Reviews 2

Booklist Review

Gr. 4-6. Part of the History Highlights series, this book, while helpful, has been misnamed. Though it ably describes the intricate organization of Roman camps and forts, the volume really describes key aspects of military life in the Roman Empire under Caesar Augustus. Opening with the army's structure, the book takes a look at weapons and armor, fort life and defenses, and the beginnings of towns that grew around the fortifications. Visualized in colorful, realistic illustrations that splash across the pages and complemented by photographs of Roman relics, the chapters also touch on religion, government, and citizenship. The final sections consider the empire's decline and its remaining traces today; a date chart and a glossary round out this informative presentation. --Beth ~Herbert


School Library Journal Review

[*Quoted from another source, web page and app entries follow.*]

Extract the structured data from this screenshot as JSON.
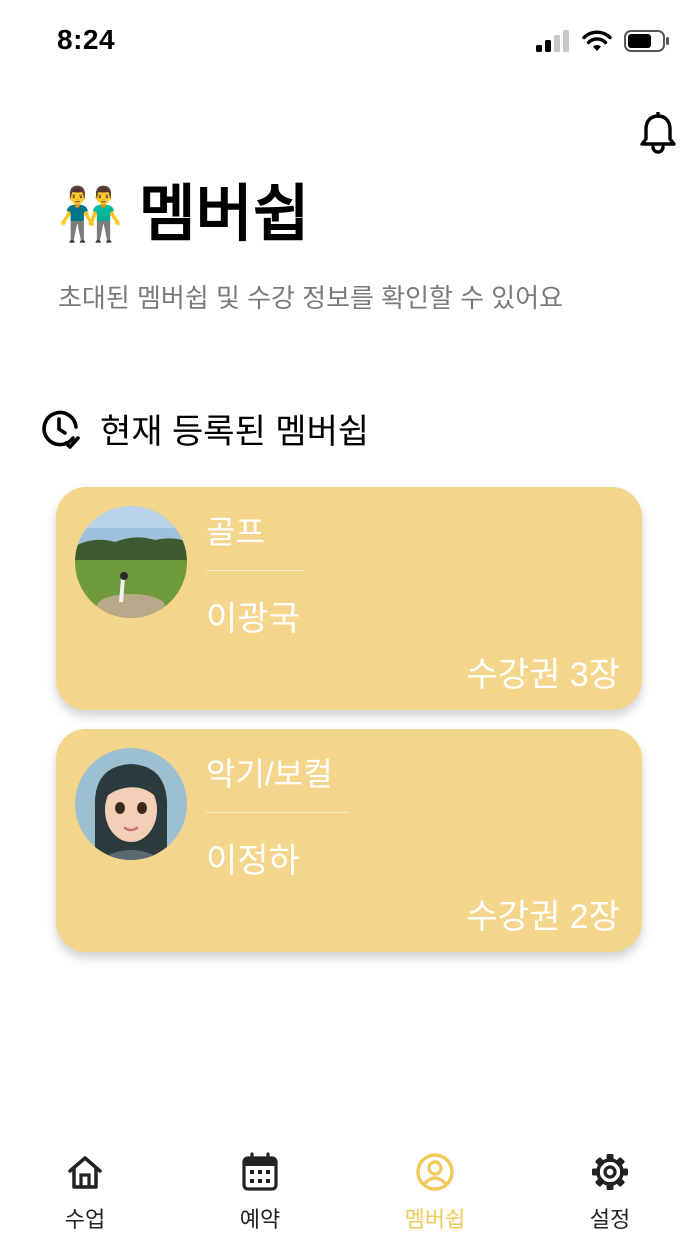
{
  "status_bar": {
    "time": "8:24"
  },
  "header": {
    "emoji": "👬",
    "title": "멤버쉽",
    "subtitle": "초대된 멤버쉽 및 수강 정보를 확인할 수 있어요"
  },
  "section": {
    "title": "현재 등록된 멤버쉽"
  },
  "memberships": [
    {
      "category": "골프",
      "instructor": "이광국",
      "tickets": "수강권 3장"
    },
    {
      "category": "악기/보컬",
      "instructor": "이정하",
      "tickets": "수강권 2장"
    }
  ],
  "tabs": [
    {
      "label": "수업",
      "icon": "home-icon"
    },
    {
      "label": "예약",
      "icon": "calendar-icon"
    },
    {
      "label": "멤버쉽",
      "icon": "user-circle-icon",
      "active": true
    },
    {
      "label": "설정",
      "icon": "gear-icon"
    }
  ],
  "colors": {
    "card": "#f3d68c",
    "accent": "#f0c95a",
    "subtitle": "#7a7a7a"
  }
}
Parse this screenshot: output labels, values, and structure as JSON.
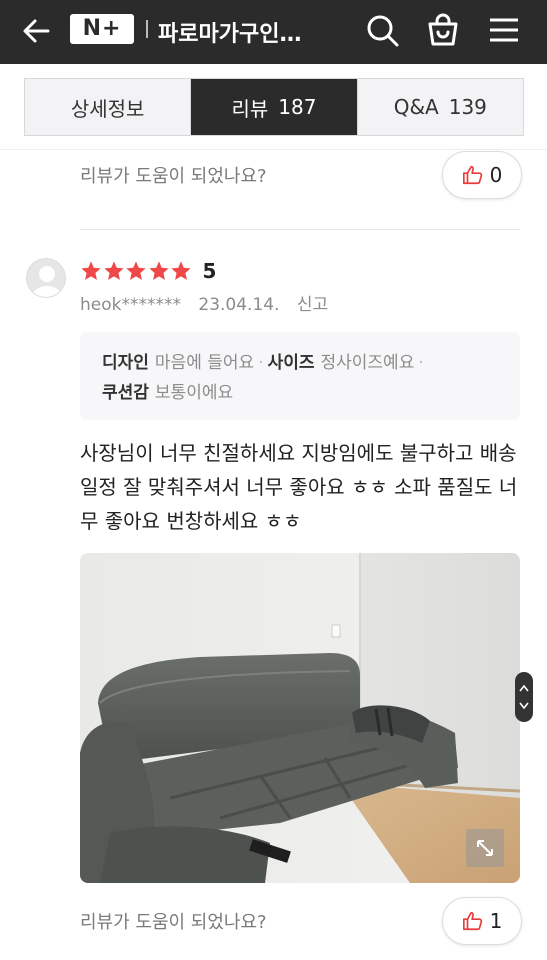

Not limiting herself to a description of Roman fortifications, Mulvihill presents an overview of military life and the influence of the army on the growth, and later decline, of the Roman Empire. A profusion of color illustrations and photographs complement the text well and offer readers good examples of dress and everyday living conditions. Mulvihill also explores the establishment of outposts and camps, which led to the building of forts and roads for troop movement, and the subsequent development of towns. More emphasis is placed on the military contributions to Roman life than other introductory books, such as Pierre Miquel's Life in Ancient Rome (Silver Burdett, 1984). The combination of good descriptive text and illustrations should hold interest, give adequate information, and perhaps encourage more intrepid readers to move on to something more challenging, such as John Wilkes' The Roman Army (Lerner, 1977 ). -- Cynthia M. Sturgis, Ledding Lib . , Milwaukie, OR (c) Copyright 2010. Library Journals LLC, a wholly owned subsidiary of Media Source, Inc. No redistribution permitted.